* _WHAT TO PRODUCE_
The lines you return should be those containing the string "Длина", taken from the data below.

* _DATA SHOWN_
== Segment start ==
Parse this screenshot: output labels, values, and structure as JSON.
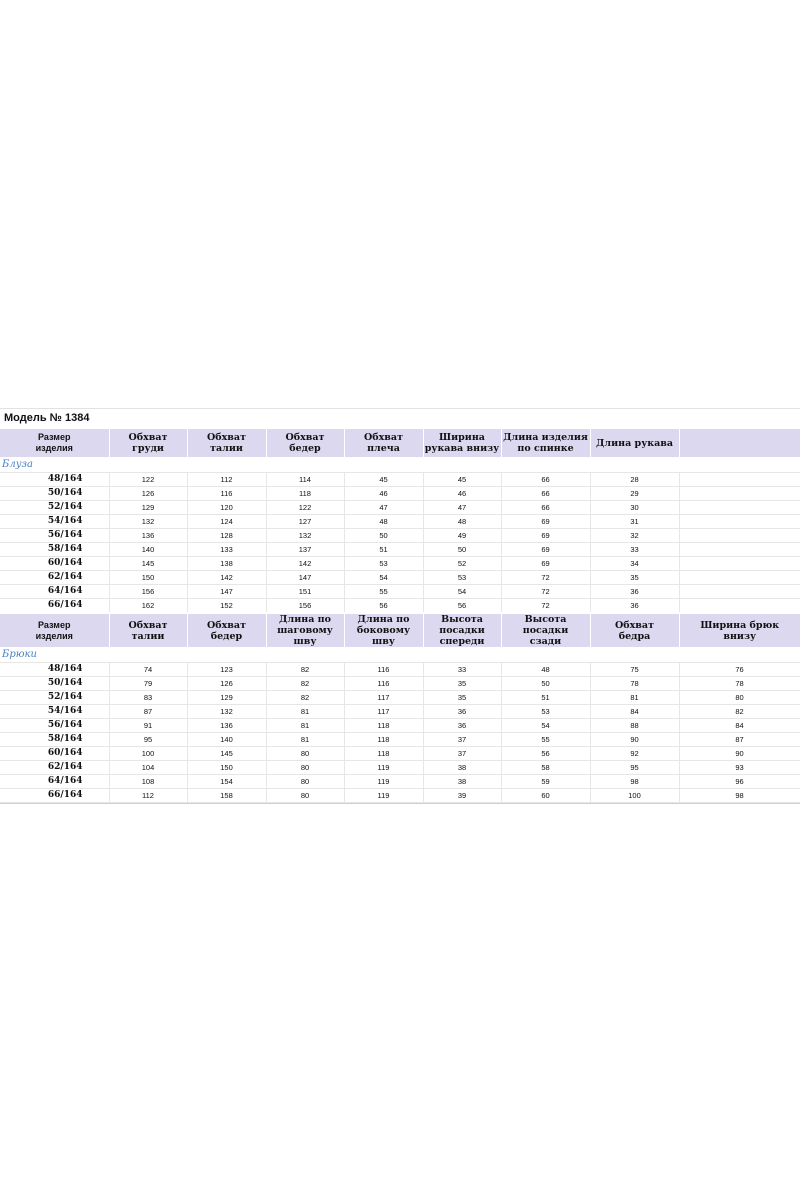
{
  "model_title": "Модель №  1384",
  "colors": {
    "header_bg": "#dcd8ef",
    "section_label": "#4a80c8"
  },
  "blouse": {
    "section_label": "Блуза",
    "headers": [
      [
        "Размер",
        "изделия"
      ],
      [
        "Обхват",
        "груди"
      ],
      [
        "Обхват",
        "талии"
      ],
      [
        "Обхват",
        "бедер"
      ],
      [
        "Обхват",
        "плеча"
      ],
      [
        "Ширина",
        "рукава внизу"
      ],
      [
        "Длина изделия",
        "по спинке"
      ],
      [
        "Длина рукава",
        ""
      ],
      [
        "",
        ""
      ]
    ],
    "rows": [
      [
        "48/164",
        "122",
        "112",
        "114",
        "45",
        "45",
        "66",
        "28",
        ""
      ],
      [
        "50/164",
        "126",
        "116",
        "118",
        "46",
        "46",
        "66",
        "29",
        ""
      ],
      [
        "52/164",
        "129",
        "120",
        "122",
        "47",
        "47",
        "66",
        "30",
        ""
      ],
      [
        "54/164",
        "132",
        "124",
        "127",
        "48",
        "48",
        "69",
        "31",
        ""
      ],
      [
        "56/164",
        "136",
        "128",
        "132",
        "50",
        "49",
        "69",
        "32",
        ""
      ],
      [
        "58/164",
        "140",
        "133",
        "137",
        "51",
        "50",
        "69",
        "33",
        ""
      ],
      [
        "60/164",
        "145",
        "138",
        "142",
        "53",
        "52",
        "69",
        "34",
        ""
      ],
      [
        "62/164",
        "150",
        "142",
        "147",
        "54",
        "53",
        "72",
        "35",
        ""
      ],
      [
        "64/164",
        "156",
        "147",
        "151",
        "55",
        "54",
        "72",
        "36",
        ""
      ],
      [
        "66/164",
        "162",
        "152",
        "156",
        "56",
        "56",
        "72",
        "36",
        ""
      ]
    ]
  },
  "trousers": {
    "section_label": "Брюки",
    "headers": [
      [
        "Размер",
        "изделия"
      ],
      [
        "Обхват",
        "талии"
      ],
      [
        "Обхват",
        "бедер"
      ],
      [
        "Длина по",
        "шаговому шву"
      ],
      [
        "Длина по",
        "боковому шву"
      ],
      [
        "Высота посадки",
        "спереди"
      ],
      [
        "Высота посадки",
        "сзади"
      ],
      [
        "Обхват",
        "бедра"
      ],
      [
        "Ширина брюк",
        "внизу"
      ]
    ],
    "rows": [
      [
        "48/164",
        "74",
        "123",
        "82",
        "116",
        "33",
        "48",
        "75",
        "76"
      ],
      [
        "50/164",
        "79",
        "126",
        "82",
        "116",
        "35",
        "50",
        "78",
        "78"
      ],
      [
        "52/164",
        "83",
        "129",
        "82",
        "117",
        "35",
        "51",
        "81",
        "80"
      ],
      [
        "54/164",
        "87",
        "132",
        "81",
        "117",
        "36",
        "53",
        "84",
        "82"
      ],
      [
        "56/164",
        "91",
        "136",
        "81",
        "118",
        "36",
        "54",
        "88",
        "84"
      ],
      [
        "58/164",
        "95",
        "140",
        "81",
        "118",
        "37",
        "55",
        "90",
        "87"
      ],
      [
        "60/164",
        "100",
        "145",
        "80",
        "118",
        "37",
        "56",
        "92",
        "90"
      ],
      [
        "62/164",
        "104",
        "150",
        "80",
        "119",
        "38",
        "58",
        "95",
        "93"
      ],
      [
        "64/164",
        "108",
        "154",
        "80",
        "119",
        "38",
        "59",
        "98",
        "96"
      ],
      [
        "66/164",
        "112",
        "158",
        "80",
        "119",
        "39",
        "60",
        "100",
        "98"
      ]
    ]
  }
}
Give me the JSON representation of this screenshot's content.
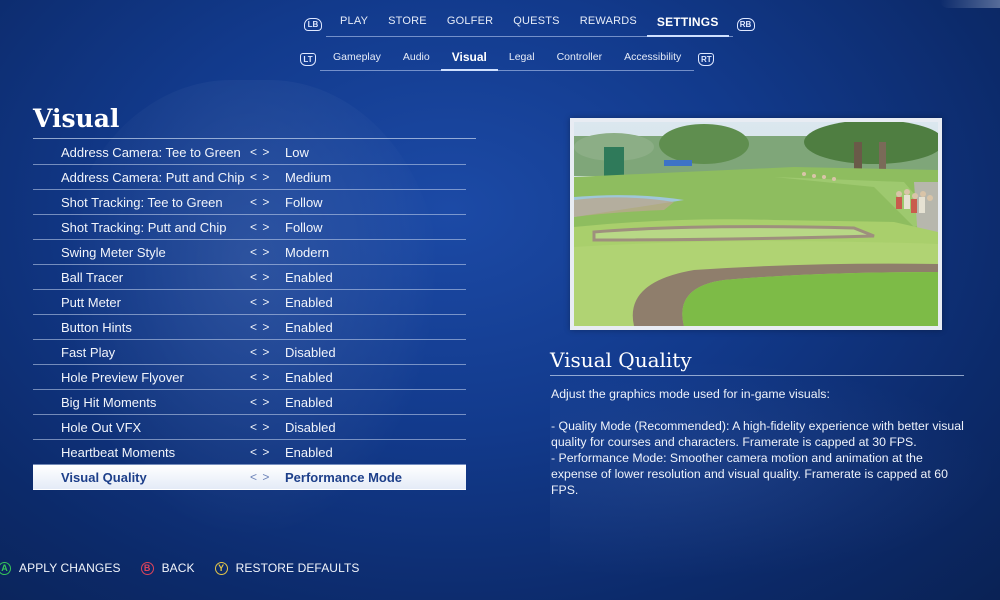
{
  "nav": {
    "left_bumper": "LB",
    "right_bumper": "RB",
    "tabs": [
      {
        "label": "PLAY",
        "active": false
      },
      {
        "label": "STORE",
        "active": false
      },
      {
        "label": "GOLFER",
        "active": false
      },
      {
        "label": "QUESTS",
        "active": false
      },
      {
        "label": "REWARDS",
        "active": false
      },
      {
        "label": "SETTINGS",
        "active": true
      }
    ]
  },
  "subnav": {
    "left_trigger": "LT",
    "right_trigger": "RT",
    "tabs": [
      {
        "label": "Gameplay",
        "active": false
      },
      {
        "label": "Audio",
        "active": false
      },
      {
        "label": "Visual",
        "active": true
      },
      {
        "label": "Legal",
        "active": false
      },
      {
        "label": "Controller",
        "active": false
      },
      {
        "label": "Accessibility",
        "active": false
      }
    ]
  },
  "section": {
    "title": "Visual",
    "arrows": "< >",
    "settings": [
      {
        "label": "Address Camera: Tee to Green",
        "value": "Low"
      },
      {
        "label": "Address Camera: Putt and Chip",
        "value": "Medium"
      },
      {
        "label": "Shot Tracking: Tee to Green",
        "value": "Follow"
      },
      {
        "label": "Shot Tracking: Putt and Chip",
        "value": "Follow"
      },
      {
        "label": "Swing Meter Style",
        "value": "Modern"
      },
      {
        "label": "Ball Tracer",
        "value": "Enabled"
      },
      {
        "label": "Putt Meter",
        "value": "Enabled"
      },
      {
        "label": "Button Hints",
        "value": "Enabled"
      },
      {
        "label": "Fast Play",
        "value": "Disabled"
      },
      {
        "label": "Hole Preview Flyover",
        "value": "Enabled"
      },
      {
        "label": "Big Hit Moments",
        "value": "Enabled"
      },
      {
        "label": "Hole Out VFX",
        "value": "Disabled"
      },
      {
        "label": "Heartbeat Moments",
        "value": "Enabled"
      },
      {
        "label": "Visual Quality",
        "value": "Performance Mode",
        "selected": true
      }
    ]
  },
  "description": {
    "title": "Visual Quality",
    "body": "Adjust the graphics mode used for in-game visuals:\n\n- Quality Mode (Recommended): A high-fidelity experience with better visual quality for courses and characters. Framerate is capped at 30 FPS.\n- Performance Mode: Smoother camera motion and animation at the expense of lower resolution and visual quality. Framerate is capped at 60 FPS."
  },
  "footer": {
    "apply": {
      "button": "A",
      "label": "APPLY CHANGES",
      "color": "#37c45a"
    },
    "back": {
      "button": "B",
      "label": "BACK",
      "color": "#e0445a"
    },
    "restore": {
      "button": "Y",
      "label": "RESTORE DEFAULTS",
      "color": "#e3c64a"
    }
  }
}
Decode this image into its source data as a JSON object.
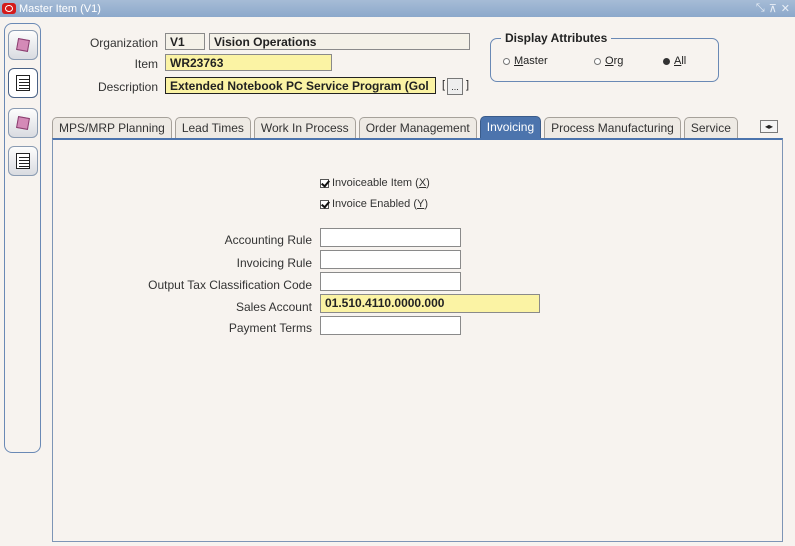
{
  "window": {
    "title": "Master Item (V1)",
    "controls": [
      "⤡",
      "⊼",
      "✕"
    ]
  },
  "header": {
    "organization_label": "Organization",
    "organization_code": "V1",
    "organization_name": "Vision Operations",
    "item_label": "Item",
    "item_value": "WR23763",
    "description_label": "Description",
    "description_value": "Extended Notebook PC Service Program (Gol",
    "lov_button": "...",
    "bracket_left": "[",
    "bracket_right": "]"
  },
  "display_attributes": {
    "legend": "Display Attributes",
    "options": [
      {
        "pre": "",
        "u": "M",
        "post": "aster",
        "selected": false
      },
      {
        "pre": "",
        "u": "O",
        "post": "rg",
        "selected": false
      },
      {
        "pre": "",
        "u": "A",
        "post": "ll",
        "selected": true
      }
    ]
  },
  "tabs": [
    {
      "label": "MPS/MRP Planning",
      "active": false
    },
    {
      "label": "Lead Times",
      "active": false
    },
    {
      "label": "Work In Process",
      "active": false
    },
    {
      "label": "Order Management",
      "active": false
    },
    {
      "label": "Invoicing",
      "active": true
    },
    {
      "label": "Process Manufacturing",
      "active": false
    },
    {
      "label": "Service",
      "active": false
    }
  ],
  "tab_scroll": "◂▸",
  "invoicing": {
    "invoiceable_item": {
      "label_pre": "Invoiceable Item (",
      "key": "X",
      "label_post": ")",
      "checked": true
    },
    "invoice_enabled": {
      "label_pre": "Invoice Enabled (",
      "key": "Y",
      "label_post": ")",
      "checked": true
    },
    "accounting_rule": {
      "label": "Accounting Rule",
      "value": ""
    },
    "invoicing_rule": {
      "label": "Invoicing Rule",
      "value": ""
    },
    "output_tax": {
      "label": "Output Tax Classification Code",
      "value": ""
    },
    "sales_account": {
      "label": "Sales Account",
      "value": "01.510.4110.0000.000"
    },
    "payment_terms": {
      "label": "Payment Terms",
      "value": ""
    }
  }
}
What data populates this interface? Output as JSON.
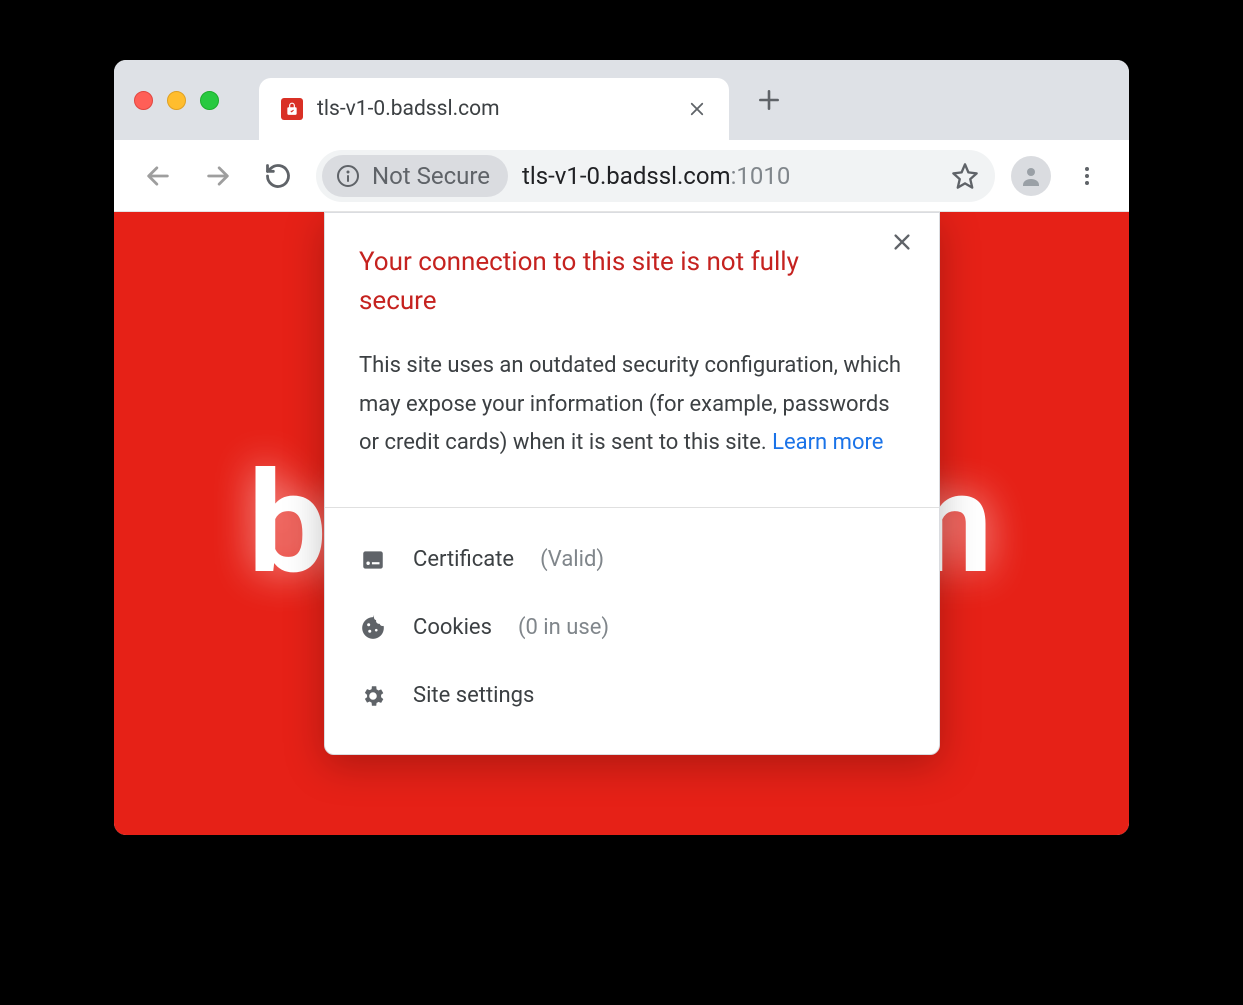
{
  "tab": {
    "title": "tls-v1-0.badssl.com"
  },
  "omnibox": {
    "security_label": "Not Secure",
    "url_host": "tls-v1-0.badssl.com",
    "url_port": ":1010"
  },
  "page": {
    "line1": "badssl.com"
  },
  "popup": {
    "title": "Your connection to this site is not fully secure",
    "body": "This site uses an outdated security configuration, which may expose your information (for example, passwords or credit cards) when it is sent to this site.",
    "learn_more": "Learn more",
    "certificate_label": "Certificate",
    "certificate_status": "(Valid)",
    "cookies_label": "Cookies",
    "cookies_status": "(0 in use)",
    "site_settings_label": "Site settings"
  }
}
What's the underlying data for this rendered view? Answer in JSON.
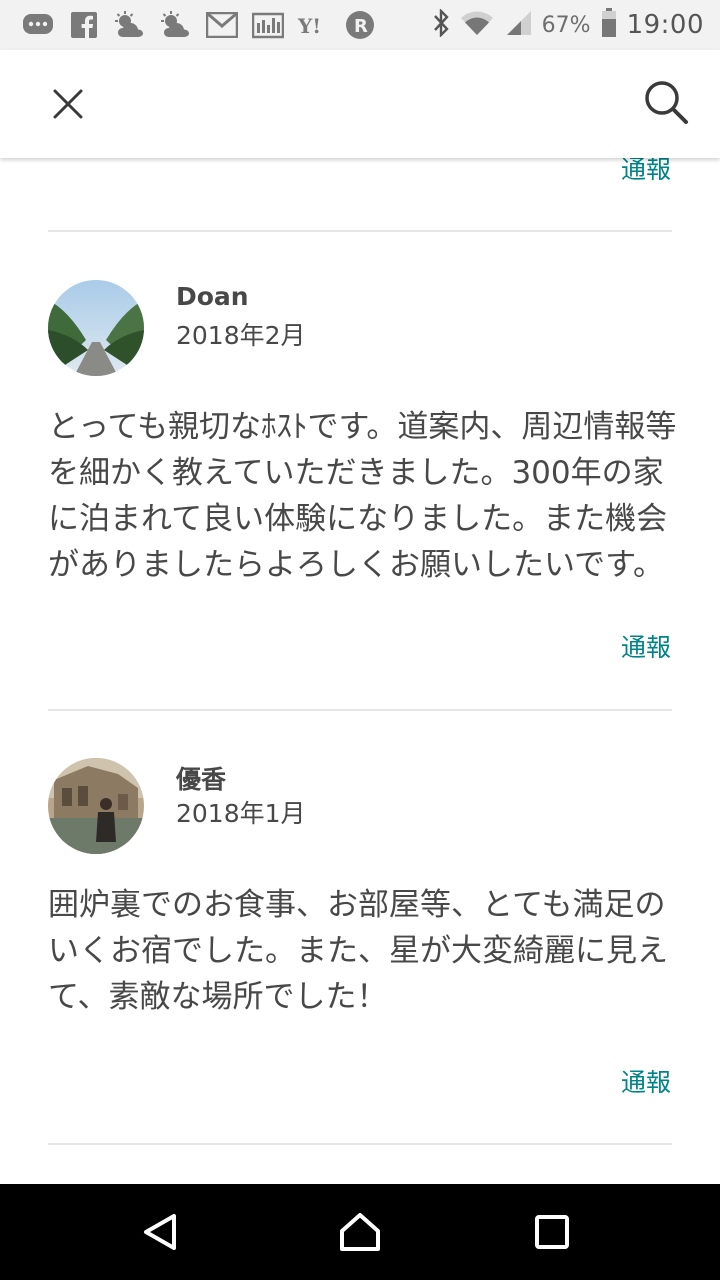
{
  "status_bar": {
    "battery_percent": "67%",
    "time": "19:00",
    "notification_icons": [
      "chat-icon",
      "facebook-icon",
      "weather-icon",
      "weather-icon",
      "gmail-icon",
      "news-icon",
      "yahoo-icon",
      "rakuten-icon"
    ]
  },
  "app_bar": {
    "close_icon": "close-icon",
    "search_icon": "search-icon"
  },
  "reviews": {
    "previous_report_label": "通報",
    "items": [
      {
        "name": "Doan",
        "date": "2018年2月",
        "text": "とっても親切なﾎｽﾄです。道案内、周辺情報等\nを細かく教えていただきました。300年の家\nに泊まれて良い体験になりました。また機会\nがありましたらよろしくお願いしたいです。",
        "report_label": "通報"
      },
      {
        "name": "優香",
        "date": "2018年1月",
        "text": "囲炉裏でのお食事、お部屋等、とても満足の\nいくお宿でした。また、星が大変綺麗に見え\nて、素敵な場所でした！",
        "report_label": "通報"
      }
    ]
  },
  "colors": {
    "accent": "#008489",
    "text": "#484848",
    "divider": "#e6e6e6"
  }
}
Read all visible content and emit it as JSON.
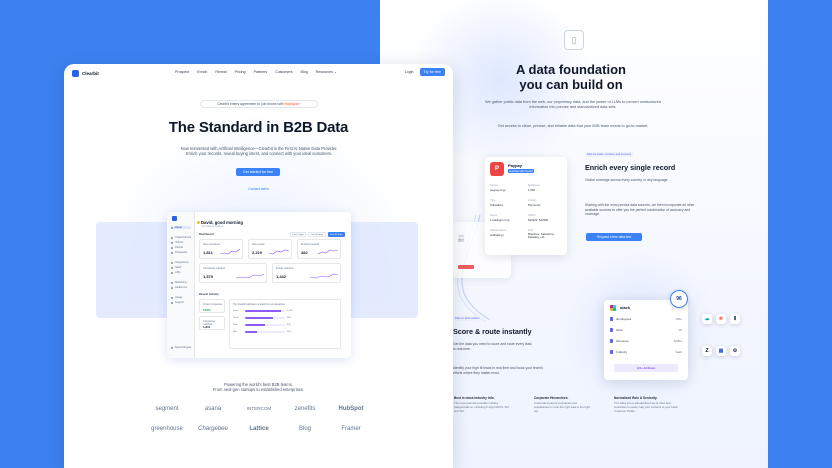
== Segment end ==
* _ANSWER_
        "Длина изделия",
        "Длина рукава",
        "Длина по",
        "Длина по",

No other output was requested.